Beautiful Korea

Beautiful Korea

Saturday, March 14, 2009

Saturday and Sunday (3/7-3/8)

When Mr. Yu (the school administrator) left on Friday night, we arranged to meet in the lobby of my building at 8:20 on Saturday morning, so he could show me how to get to the school, take me to meet my new coworkers, and tour the school.

Despite being exhausted and not getting to bed until midnight, I woke up at 3something am, and again at 4something, and couldn't get back to sleep. Finally I gave up and got up at 5:30. I had coffee, ate breakfast (Mr. Yu had kindly provided coffee and some food, so I would have something to eat in the morning), did some cleaning and organizing, decided what I was going to wear and laid it out, and read for a bit. I was planning to wear warm tights under my pants, with socks over them, because I had been told that the school is usually cold, and I was going to be wearing new boots and wanted to avoid blisters. At 8:10 I went into the bathroom to get dressed and do my hair, so I could be down in the lobby at 8:20. Then the door buzzer rang. Mr. Yu was 10 minutes early! Since I wasn't yet dressed, I tried to dress really quickly. Knowing that the tights would not go on quickly, I abandoned them and just pulled on the socks. I finished dressing in about a minute and opened the door. Mr. Yu apologized for being early and explained that he was worried about me, because the heat in my apartment did not seem to be working properly. (It does heat the apartment, it just takes a lot longer than it should.) I didn't want to keep him waiting, so I just ran a brush through my hair, and gathered my things.

I really suffered for the lack of tights, though. Not only was I cold all the time we were at the school, but I got a nasty blister on my heel from the new boots, which having tights under the socks would have prevented. Oh well. I guess I've learned not to wait to get dressed until the last minute when I'm expecting to meet someone!

We walked to the subway station and took the subway for two stops. As we went out of the subway station, I saw the exit for the school was the same one for Gwanaksan, the mountain that is north of Anyang and East of Gwacheon. We walked the few blocks to the school, which turned out to be right at the base of the mountain. I'll try to get pictures of the school and upload them soon.
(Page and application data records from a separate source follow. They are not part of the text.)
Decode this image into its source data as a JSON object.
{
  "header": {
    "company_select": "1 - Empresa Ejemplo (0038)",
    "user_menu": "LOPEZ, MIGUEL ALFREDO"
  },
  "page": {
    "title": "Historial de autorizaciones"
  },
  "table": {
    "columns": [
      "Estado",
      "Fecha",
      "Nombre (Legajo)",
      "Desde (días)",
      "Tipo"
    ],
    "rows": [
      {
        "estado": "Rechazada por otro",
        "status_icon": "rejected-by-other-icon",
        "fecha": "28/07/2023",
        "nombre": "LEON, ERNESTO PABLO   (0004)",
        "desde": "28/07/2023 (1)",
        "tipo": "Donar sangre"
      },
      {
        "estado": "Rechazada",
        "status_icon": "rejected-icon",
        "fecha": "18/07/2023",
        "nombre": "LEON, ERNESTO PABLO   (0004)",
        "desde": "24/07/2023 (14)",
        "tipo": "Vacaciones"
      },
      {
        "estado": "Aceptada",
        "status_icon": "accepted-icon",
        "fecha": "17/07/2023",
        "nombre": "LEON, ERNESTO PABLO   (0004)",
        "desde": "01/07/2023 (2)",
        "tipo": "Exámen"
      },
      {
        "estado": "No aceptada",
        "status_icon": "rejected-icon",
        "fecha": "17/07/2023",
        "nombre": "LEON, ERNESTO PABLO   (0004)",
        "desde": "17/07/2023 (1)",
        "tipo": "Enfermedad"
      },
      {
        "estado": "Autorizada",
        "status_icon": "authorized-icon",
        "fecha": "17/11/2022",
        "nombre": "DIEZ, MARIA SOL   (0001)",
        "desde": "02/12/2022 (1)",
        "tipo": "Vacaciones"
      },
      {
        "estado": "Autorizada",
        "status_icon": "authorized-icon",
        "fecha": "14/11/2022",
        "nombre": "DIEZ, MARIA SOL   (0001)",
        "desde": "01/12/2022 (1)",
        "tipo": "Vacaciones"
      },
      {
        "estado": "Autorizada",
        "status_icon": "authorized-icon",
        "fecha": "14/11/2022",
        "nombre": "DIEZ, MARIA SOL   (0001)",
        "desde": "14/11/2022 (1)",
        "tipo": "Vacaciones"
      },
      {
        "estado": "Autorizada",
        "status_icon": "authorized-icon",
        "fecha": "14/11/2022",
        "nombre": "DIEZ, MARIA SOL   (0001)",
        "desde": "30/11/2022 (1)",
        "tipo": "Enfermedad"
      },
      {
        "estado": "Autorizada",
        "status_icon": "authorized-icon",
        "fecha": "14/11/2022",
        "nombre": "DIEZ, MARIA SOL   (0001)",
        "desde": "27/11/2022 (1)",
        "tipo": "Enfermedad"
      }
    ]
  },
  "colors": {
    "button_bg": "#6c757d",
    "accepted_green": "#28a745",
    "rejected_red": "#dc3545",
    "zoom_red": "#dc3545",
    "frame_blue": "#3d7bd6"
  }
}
I met the vice-principal and principal of the school ,and a lot of other teachers, most of whose names I have forgotten because I was severely jet-lagged and suffering from lack of sleep. Plus Korean names are still hard for me to remember.

I was shown the new English Room, which is a room set aside for me to teach in (most teachers don't have their own rooms). It has a huge touch-screen monitor on the wall (as well as white boards), and six tables that seat six students each. (And that tells you roughly what the class size is.) It also has six computers at the back for students to use, and a library of English reading books and reference books.

Next door is my office, which I share with the English coordinator. They didn't yet have my desk or computer set up, and the table was covered in boxes of books, CDs, DVDs, and other media, all unsorted. The English coordinator had ordered it all, and it had just arrived and had yet to be checked, organized, and unpacked.

So I spent some time organizing it all, and then checking off what was there from the list of what she'd ordered.

Then I sat through a training on how to use the touch-screen monitor, which was all in Korean (as is the User's Manual), but I could see what he was doing, so I think it won't be a problem.

After that, I was finished at the school for the day, and Mr. Yu took me to E-mart (in his car, which he had left at the school when he came to pick me up that morning) to first eat lunch (tonkatsu curry, Wintersweet!), and then to shop for the things the school still needed to provide me with (a clothes iron and some more bedding), and I bought some things I needed (such as a hair dryer, a clothesline and clothespins, fabric softener and laundry detergent). It was nice not to have to carry them home afterward, since we could take his car. Money was not a problem because Mr. Yu had given me the 300,000 won moving allowance in my contract. It went fast, though, so I was very glad that Mr. Yu was willing to exchange my American cash at the bank for me on Monday while I was teaching.

He helped me carry things up to my apartment, and showed me where the trash and recycling goes down in the garage. Then he left, and I had the rest of the weekend to myself.

It was not exciting. I spent it figuring out what I was going to do for classes the first week, shopping for more things at E-mart, ironing clothes, figuring out where to hang the clothes line and doing some laundry (the clothes I wore on Thursday/Friday and Saturday, plus new towels, etc.), and cleaning. The prior occupant had NOT cleaned the apartment and had evidently been a slob, and poor Mr. Yu had seen the state of things and done some cleaning before I came, but it still needed a lot more, and cleaning has been a major (and exhausting) feature of all my time at home since then, and I'm still not done.

1 comment:

  1. Ugh, more cleaning to go? You poor thing! Yay katsu curry, anyway, and help buying things and all.

    I'm looking forward to seeing pictures of the school!

    The classroom sounds pretty nice. How are the English reading books you mentioned in there-e-anything the students would actually want to read?

    I want to hear about your students at some point!

    Thanks for the updates :)